Today’s exclusive preview from The Grocer’s 2013 Top Products Survey reveals that the long-term decline in tea drinking has accelerated over the past 12 months.

A year ago, we reported a 3.3% overall drop in volume – this year it is down 6.1%. The figures may well prompt a few questions – and possibly national newspaper headlines – about our love affair with the cuppa going off the boil. To which I say nonsense – Britain has been a nation of tea lovers for more than 300 years and I don’t see that changing anytime soon.

Tea and coffee

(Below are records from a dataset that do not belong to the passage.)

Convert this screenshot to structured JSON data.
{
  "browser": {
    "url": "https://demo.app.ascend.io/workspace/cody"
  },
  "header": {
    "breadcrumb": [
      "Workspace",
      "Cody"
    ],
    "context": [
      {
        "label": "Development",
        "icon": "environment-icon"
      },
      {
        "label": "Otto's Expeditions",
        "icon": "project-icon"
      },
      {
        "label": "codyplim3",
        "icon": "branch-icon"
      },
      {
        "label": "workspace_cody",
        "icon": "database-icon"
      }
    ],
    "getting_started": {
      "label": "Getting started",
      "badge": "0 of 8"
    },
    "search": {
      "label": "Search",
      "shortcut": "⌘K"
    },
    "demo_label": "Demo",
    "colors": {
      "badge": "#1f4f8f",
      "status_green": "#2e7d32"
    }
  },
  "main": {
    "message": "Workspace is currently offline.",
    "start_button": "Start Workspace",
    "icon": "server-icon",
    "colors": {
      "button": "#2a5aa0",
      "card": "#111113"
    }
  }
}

Yes, the market is contracting – but think back to the summer heatwave for one of the reasons why this year’s decline has been particularly steep. I don’t know about you, but at a time when ice cream manufacturers were fighting to meet demand, I didn’t reach for the kettle too often.

That said, there is a case for arguing that tea product innovation has, until recently, lagged behind other hot beverages – and that mainstream tea sales may continue to fall (though I’d be surprised if, barring another heatwave, the fall is as steep in 12 months’ time). But there are reasons to be optimistic about the category.

Two key trends have been tipped to help to drive the tea market forward: health & wellbeing offered by drinks such as green, fruit and herbal teas; and growing demand for more interesting black teas.

Such drinks already have a small retail presence, but have really blossomed in foodservice: cafe chains have expanded their tea ranges and shown far greater interest in the category - a year ago, Starbucks acquired US tea retailer Teavana for $620m.

“Retail is catching up with what is happening in the out-of-home market,” Twinings MD Jon Jenkins told me this week. “Not so long ago, if you were out and about, you could get a wide range of coffees but only standard tea. Now many establishments offer a wide range of quality tea.”

Jenkins added that he expected retailers would give more space to premium products in future, and that the market was set to see continued innovation in 2014.

His words – and those of other players – have given me plenty of confidence in the drink that is so much a part of our national identity.

In Britain, everything may stop for tea, but tea ain’t stopping for anything.

Over the next three days you can enjoy further samples from our Top Products survey – included in this week’s bumper 192-page issue of The Grocer.